When I arrived to stay with my Grandad, after he got sick, he was chopping vegetables with a butter knife.
I almost asked him why, but after a moment's consideration I realised I already knew.
An engineer all his life, my Grandad was famous – at least within our family – for making new things out of other things. Need a new wardrobe? We'll whip one up out of this old door we had lying around. A new shelf for the coffee table? I'll just bang one together out of this old fruit box! I suspect there were at least a few other folks outside of our family who appreciated his talents, as he volunteered for decades at the Anson museum in Poynton, making steam engines work, building enclosures and supports and new pieces wherever they happened to be needed, to really get the best out of the machinery that was brought in, but he was always quietly proud of these things. Never one to blow his own trumpet or to brag, he would just quietly get on and make things work.
Some of the best and most memorable gifts I remember from when I was a child were things that had been made out of other things. The sled made from an iron bedstead, which was used once and then forever confiscated for fear of us beheading some other small child, ill-equipped to move out of the way of our heavy and brakeless vehicle barrelling down the hillside towards them at unstoppable speeds. The pop-gun made from an old bicycle pump and loaded with wine bottle corks, which was quietly hidden from my younger cousins after causing havoc around the entire neighbourhood. The indestructible set of hand cut and coloured wooden building blocks, which were handed down from sister to brother to cousin, and are probably still somewhere in the family, being used to build small walls and occasionally beat competitive siblings around the head. He had a talent for coming up with the noisiest, messiest, most dangerous, but above all most exciting toys, all of which were things made from junk that just happened to be laying around in his shed or in the house.
As a grown woman now, I look back and see that some of what lay behind this was that, with a large family and little money, making the best of what he had was always an important part of life, but I also suspect that the reason he had such a way with all of us was because he was firmly in touch with the part of him that had never grown up.
He never treated any of us grandchildren differently because we were girls or boys. It is only in hindsight I realise how unusual that was. If you showed any interest in his workshop he would take you out and show you how things worked. It was Grandad who gave me my first hammer, showed me how to use a screwdriver, all of those basic sorts of DIY and carpentry things, and showed me the sorts of things that you could achieve with just a few simple tools. He also showed me that a lot of the time, if you don't have something, you can make it just as easily as going out to buy it. This is a philosophy that has stuck with me through the years and, in times when I too was short on cash, has made the difference between having what I needed or going without. 'Make Do and Mend', a slogan from his teenage years during the war, was firmly centred within my own childhood philosophy and still informs at least some of my thinking today.
Towards the end of his life, it became clear that Grandad was becoming increasingly unwell with the cancer that would finally kill him, but he remained fiercely independent. Determined to Make Do and Mend his way through to the last. When I came to stay, with the express purpose of helping him out around the home, he initially insisted on cooking dinner for both of us. After all, I was a guest!

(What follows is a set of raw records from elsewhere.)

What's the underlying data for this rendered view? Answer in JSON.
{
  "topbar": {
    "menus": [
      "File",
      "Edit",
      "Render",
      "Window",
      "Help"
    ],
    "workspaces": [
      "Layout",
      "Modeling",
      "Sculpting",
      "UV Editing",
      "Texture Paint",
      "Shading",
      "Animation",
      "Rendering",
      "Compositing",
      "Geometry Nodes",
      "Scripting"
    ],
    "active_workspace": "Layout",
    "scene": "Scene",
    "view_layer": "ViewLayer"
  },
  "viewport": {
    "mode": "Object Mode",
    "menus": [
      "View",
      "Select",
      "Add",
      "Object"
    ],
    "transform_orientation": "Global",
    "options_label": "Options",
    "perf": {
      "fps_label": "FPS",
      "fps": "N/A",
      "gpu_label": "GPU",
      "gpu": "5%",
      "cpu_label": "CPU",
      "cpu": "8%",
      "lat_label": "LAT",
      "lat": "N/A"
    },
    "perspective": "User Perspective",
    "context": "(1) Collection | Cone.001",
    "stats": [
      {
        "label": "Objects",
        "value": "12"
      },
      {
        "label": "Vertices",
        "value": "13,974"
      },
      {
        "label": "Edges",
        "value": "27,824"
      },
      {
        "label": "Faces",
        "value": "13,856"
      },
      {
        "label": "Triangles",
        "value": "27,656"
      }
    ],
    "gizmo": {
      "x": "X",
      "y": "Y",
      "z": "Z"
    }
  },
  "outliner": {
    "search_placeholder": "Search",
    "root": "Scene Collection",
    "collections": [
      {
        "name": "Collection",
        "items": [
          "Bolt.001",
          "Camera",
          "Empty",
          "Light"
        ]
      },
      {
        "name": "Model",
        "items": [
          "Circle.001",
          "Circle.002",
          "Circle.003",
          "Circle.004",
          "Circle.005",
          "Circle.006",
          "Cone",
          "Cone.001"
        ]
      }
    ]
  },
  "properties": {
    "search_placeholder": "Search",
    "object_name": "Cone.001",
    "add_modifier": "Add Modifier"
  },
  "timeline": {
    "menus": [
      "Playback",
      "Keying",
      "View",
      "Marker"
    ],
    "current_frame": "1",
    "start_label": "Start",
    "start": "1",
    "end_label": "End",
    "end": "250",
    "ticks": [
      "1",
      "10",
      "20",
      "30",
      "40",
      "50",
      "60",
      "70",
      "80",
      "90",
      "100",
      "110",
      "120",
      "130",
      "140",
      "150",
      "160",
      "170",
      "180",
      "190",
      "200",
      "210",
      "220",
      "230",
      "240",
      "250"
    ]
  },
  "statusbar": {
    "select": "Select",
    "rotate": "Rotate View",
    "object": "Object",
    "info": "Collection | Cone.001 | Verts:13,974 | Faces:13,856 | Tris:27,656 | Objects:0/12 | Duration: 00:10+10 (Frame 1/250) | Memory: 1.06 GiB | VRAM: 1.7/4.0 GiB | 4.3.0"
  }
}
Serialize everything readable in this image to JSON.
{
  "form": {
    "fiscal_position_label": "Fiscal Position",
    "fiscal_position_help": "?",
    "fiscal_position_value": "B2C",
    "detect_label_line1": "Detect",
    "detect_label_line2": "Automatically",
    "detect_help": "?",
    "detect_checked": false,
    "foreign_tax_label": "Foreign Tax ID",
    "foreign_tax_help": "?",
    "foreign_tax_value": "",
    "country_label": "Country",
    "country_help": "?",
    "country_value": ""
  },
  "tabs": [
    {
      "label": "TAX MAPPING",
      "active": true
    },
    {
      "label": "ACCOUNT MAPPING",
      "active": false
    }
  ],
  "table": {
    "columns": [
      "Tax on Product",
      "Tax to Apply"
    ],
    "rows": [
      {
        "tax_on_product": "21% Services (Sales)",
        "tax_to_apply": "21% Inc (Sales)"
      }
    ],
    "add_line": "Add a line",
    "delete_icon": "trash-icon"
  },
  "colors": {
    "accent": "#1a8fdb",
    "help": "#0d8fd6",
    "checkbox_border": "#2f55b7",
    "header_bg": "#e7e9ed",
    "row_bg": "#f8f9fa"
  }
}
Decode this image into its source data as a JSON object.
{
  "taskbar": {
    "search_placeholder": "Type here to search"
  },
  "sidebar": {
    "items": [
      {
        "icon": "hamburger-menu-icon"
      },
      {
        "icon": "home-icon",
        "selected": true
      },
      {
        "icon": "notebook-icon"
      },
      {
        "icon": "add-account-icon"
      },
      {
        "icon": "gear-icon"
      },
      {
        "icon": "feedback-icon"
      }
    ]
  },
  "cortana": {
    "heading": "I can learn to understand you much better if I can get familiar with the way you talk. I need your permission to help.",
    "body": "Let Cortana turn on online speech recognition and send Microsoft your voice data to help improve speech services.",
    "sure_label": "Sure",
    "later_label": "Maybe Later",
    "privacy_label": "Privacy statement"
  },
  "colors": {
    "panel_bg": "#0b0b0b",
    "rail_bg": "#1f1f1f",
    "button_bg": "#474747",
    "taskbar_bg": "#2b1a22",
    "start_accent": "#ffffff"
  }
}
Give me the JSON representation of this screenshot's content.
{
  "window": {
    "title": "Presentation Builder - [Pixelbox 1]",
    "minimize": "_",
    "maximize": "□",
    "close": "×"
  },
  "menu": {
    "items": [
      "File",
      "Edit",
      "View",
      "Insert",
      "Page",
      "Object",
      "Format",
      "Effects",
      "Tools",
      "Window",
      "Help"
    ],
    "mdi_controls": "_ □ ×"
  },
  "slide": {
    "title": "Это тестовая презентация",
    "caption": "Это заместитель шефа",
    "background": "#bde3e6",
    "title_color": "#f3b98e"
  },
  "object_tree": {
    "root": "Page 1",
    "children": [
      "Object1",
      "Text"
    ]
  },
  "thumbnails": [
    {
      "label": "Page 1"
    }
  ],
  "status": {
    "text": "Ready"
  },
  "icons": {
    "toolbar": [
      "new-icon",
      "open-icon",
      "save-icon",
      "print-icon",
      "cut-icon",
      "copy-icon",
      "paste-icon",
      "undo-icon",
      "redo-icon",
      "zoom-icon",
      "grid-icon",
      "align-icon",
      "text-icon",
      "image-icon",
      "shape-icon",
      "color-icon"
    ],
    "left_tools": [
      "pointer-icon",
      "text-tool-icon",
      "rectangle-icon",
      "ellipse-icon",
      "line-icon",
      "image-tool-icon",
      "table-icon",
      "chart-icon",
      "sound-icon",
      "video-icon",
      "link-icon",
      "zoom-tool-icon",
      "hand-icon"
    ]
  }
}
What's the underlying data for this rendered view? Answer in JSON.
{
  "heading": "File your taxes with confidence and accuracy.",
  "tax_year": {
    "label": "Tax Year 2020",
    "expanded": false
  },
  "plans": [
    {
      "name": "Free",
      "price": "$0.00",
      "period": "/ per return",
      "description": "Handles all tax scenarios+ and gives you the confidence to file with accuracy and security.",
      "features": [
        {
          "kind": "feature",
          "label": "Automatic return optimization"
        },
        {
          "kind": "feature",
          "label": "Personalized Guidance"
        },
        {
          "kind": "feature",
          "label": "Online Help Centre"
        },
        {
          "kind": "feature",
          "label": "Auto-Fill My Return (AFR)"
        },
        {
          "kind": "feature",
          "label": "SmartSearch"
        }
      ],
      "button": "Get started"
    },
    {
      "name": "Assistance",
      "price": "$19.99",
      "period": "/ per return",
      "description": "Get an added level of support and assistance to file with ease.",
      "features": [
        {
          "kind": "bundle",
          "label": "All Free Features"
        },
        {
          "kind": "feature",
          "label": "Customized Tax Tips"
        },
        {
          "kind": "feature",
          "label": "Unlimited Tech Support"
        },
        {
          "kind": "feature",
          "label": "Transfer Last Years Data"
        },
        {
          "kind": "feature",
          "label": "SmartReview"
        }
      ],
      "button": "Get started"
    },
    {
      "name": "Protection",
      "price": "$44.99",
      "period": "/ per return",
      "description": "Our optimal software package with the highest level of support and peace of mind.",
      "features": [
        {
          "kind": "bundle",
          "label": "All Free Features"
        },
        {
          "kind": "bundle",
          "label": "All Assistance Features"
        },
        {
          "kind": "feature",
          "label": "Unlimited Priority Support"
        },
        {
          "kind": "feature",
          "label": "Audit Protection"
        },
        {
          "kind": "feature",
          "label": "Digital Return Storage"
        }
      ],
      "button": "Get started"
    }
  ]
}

That first night, while he was still up and walking around, before the pain and sickness got too much, I watched him chop carrots with a butter knife, and I felt a sense of rightness in the world. We might not have the perfect tools to do the job, but we had a knife sharpener dammit and we could make do.
I was not a perfect nurse. Care giving is something that has never come particularly naturally to me. He was not a perfect patient either. Fiercely independent, he struggled to receive help in any form. Over the coming weeks, though, we fell into a comfortable pattern of companionship. I would work on my laptop, in my Gran's old armchair, while he would watch the TV. Later, over dinner, which he would allow me to cook more often as time went on, we would talk about his teenage years, or about engineering, or about the many crazy jobs he had done in his working years. Having known him all through my childhood, I treasured this time getting to know my Grandad again as an adult, even while it was hard watching him shrink away and slowly lose what remained of his sense of humour, as constant pain and physical weakness started to get the better of him. He was still him, though. Still the man I had adored as a tiny child, climbing on the back of his armchair to comb his hair into ridiculous shapes using the steel comb he always kept in his pocket, laughing along with my delight at the crazy shapes I created, like horns or a mohawk. Still the man who had told me he would drive his invalid cart off a cliff rather than be looked after. We made do.
Later, when it was all over, I gathered with my family to clear out the house. There was one object, and only one that I was determined to have as a keepsake. One that nobody else cared about.
I made a bee line for the kitchen and picked up my Grandad's butter knife. It was razor sharp.
It lives now in my own kitchen drawer, because what is the point of owning a tool if you're not going to use it? (I can almost hear my Grandad saying this even now) – I keep it sharp, as no butter knife ever was, and sometimes I chop vegetables with it. It reminds me that even imperfect tools can make life better, and that a lot of the time in life, you already have what you need... it just happens to look like something else.
Adventures of the Polka-Dotted One
- My Grandad's Butter Knife